subscriptions, publishing business and investments, to support
its charitable and professional activities. Prudent management
has allowed the accumulation of sufficient reserves to sustain
these activities in the event of changes in economic or other
5. SGM provides advice to Government and
The Society submits evidence and opinion to
Select Committee and departmental inquiries and green papers etc.
We have recently increased support for such activities by the
appointment of a full time Public Affairs Administrator and a
Professional Affairs Officer on Council.
Where advice or opinion is required on more
generic issues affecting wider aspects of biology, or scientific
education, SGM co-operates with appropriate umbrella bodies such
as the UK Life Sciences Committee and Institute of Biology in
preparation of collective responses. But where the issue focuses
on microbiology, the Society will take a leading role and respond
directly, as this is the most efficient way of producing a quality
response. Where appropriate, there is consultation with other
learned societies within the discipline of microbiology.
SGM Council nominates individuals for membership
of expert committees, such as the Advisory Committee on Dangerous
Pathogens, and the Spongiform Encephalopathy Advisory Committee.
The Society has a very broad knowledge of the microbiology community
in the UK, which together with its independence, makes it a good
source of quality and unbiased nominations.
6. SGM communicates science
SGM aims to communicate accurate information
about microbiology to all sectors of society through a wide range

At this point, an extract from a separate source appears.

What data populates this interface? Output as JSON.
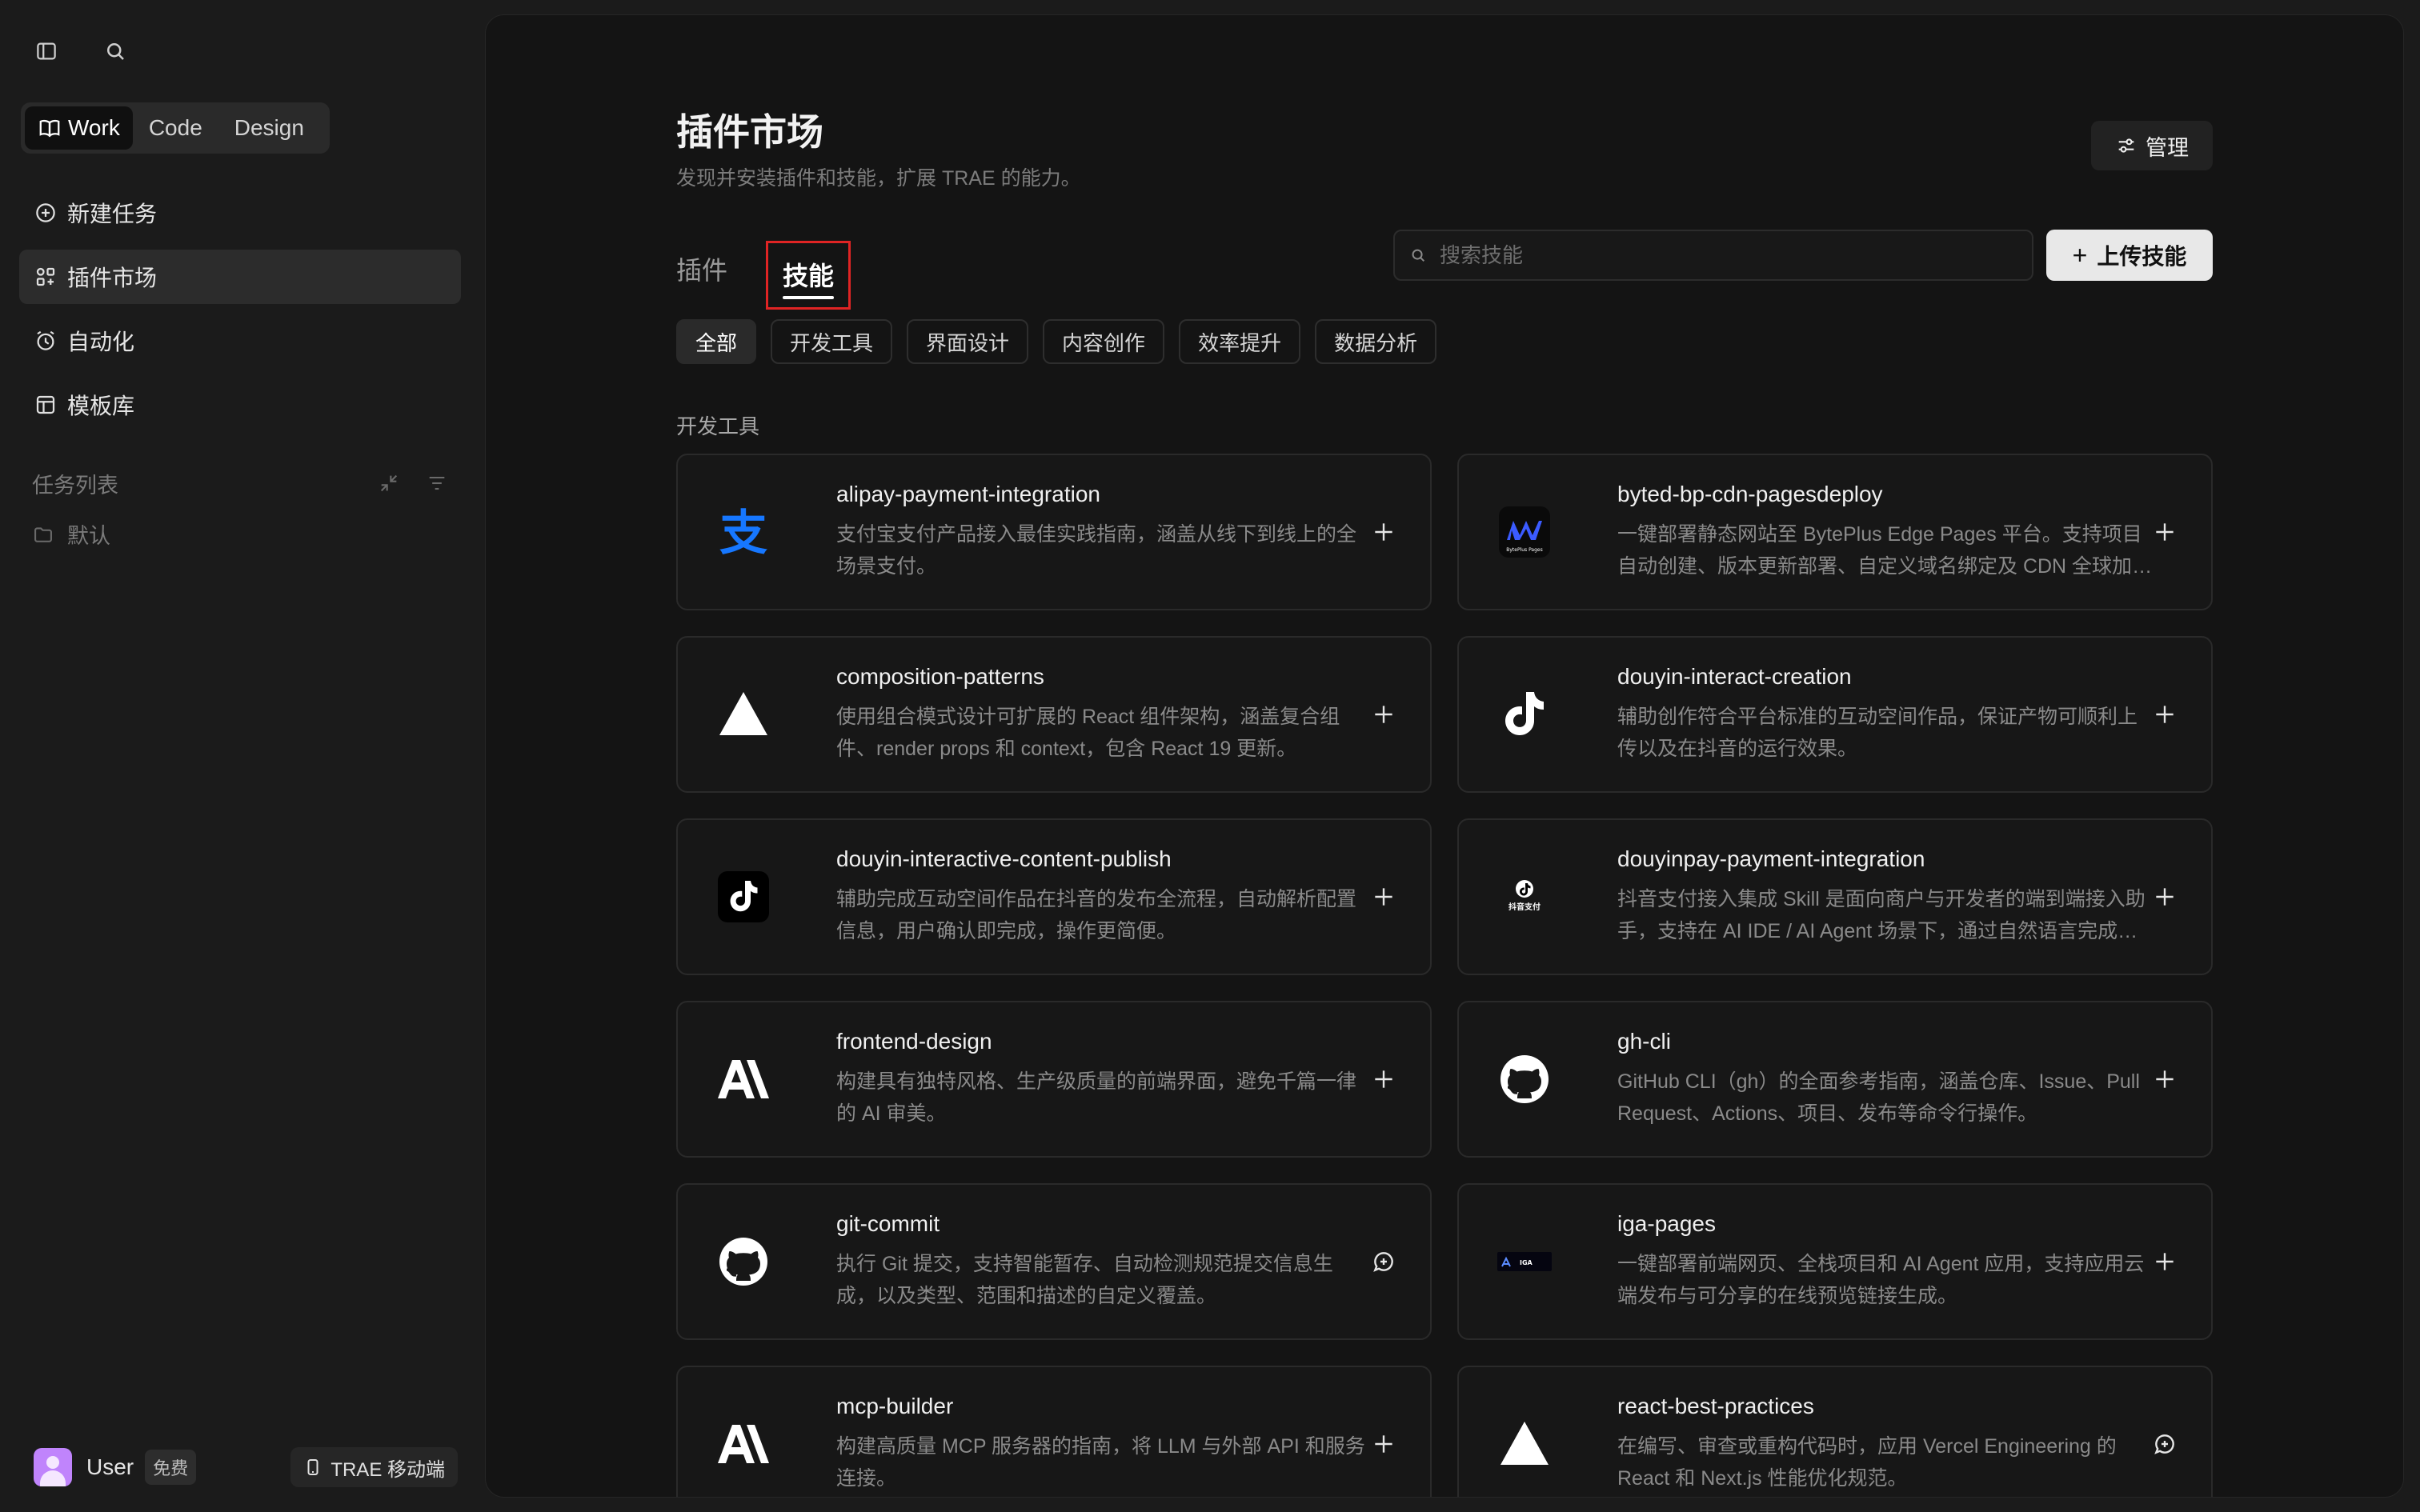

of activities. We employ professional staff and allocate significant
funding to achieve this objective:
promotion of microbiology in schools
at Key Stages 1-3 and post-16 through the production of teaching
resources, INSET training, advice to teachers, pupils and technicians,
sponsorship of competitions, attendance at exhibitions for science
teachers and the organisation of lecture programmes for schools.
The Society offers Schools Corporate Membership and runs an educational
website www.microbiologyonline.org.uk. Grants are also available
to members wishing to organise education projects in schools.
We also collaborate widely with other bodies engaged in science
education and act as the secretariat for the Microbiology in Schools
communication of microbiology to
the general public is achieved by organising debates and lectures,
encouraging members to participate in a national database of speakers
on microbiology, and responding to enquiries by telephone, letter,
fax and e-mail. SGM regularly organises activities at National
Science Week, the Edinburgh Science Festival, other large events
and on behalf of the Royal Institution and the British Association;
promotion of careers in microbiology
through the wide distribution of leaflets, posters and factsheets,
attendance at careers fairs for schools and provision of a dedicated
website: www.biocareers.org.uk. A large number of enquiries is
dealt with annually at SGM headquarters. The Society collaborates
with other life science bodies in running one day careers conferences
for final year university and postgraduate students.
Microbiology in the News, a digest of current reports
in the media, is maintained on the SGM website www.sgm.ac.uk.
SGM issues regular media releases based on papers published in
its learned journals and delivered at its conferences, together
with occasional briefing notes on topical issues. Assistance is
also provided to broadcasters making documentaries and journalists
preparing review articles. SGM members are encouraged to undergo
media training. A register of experts who can give advice when
required is maintained.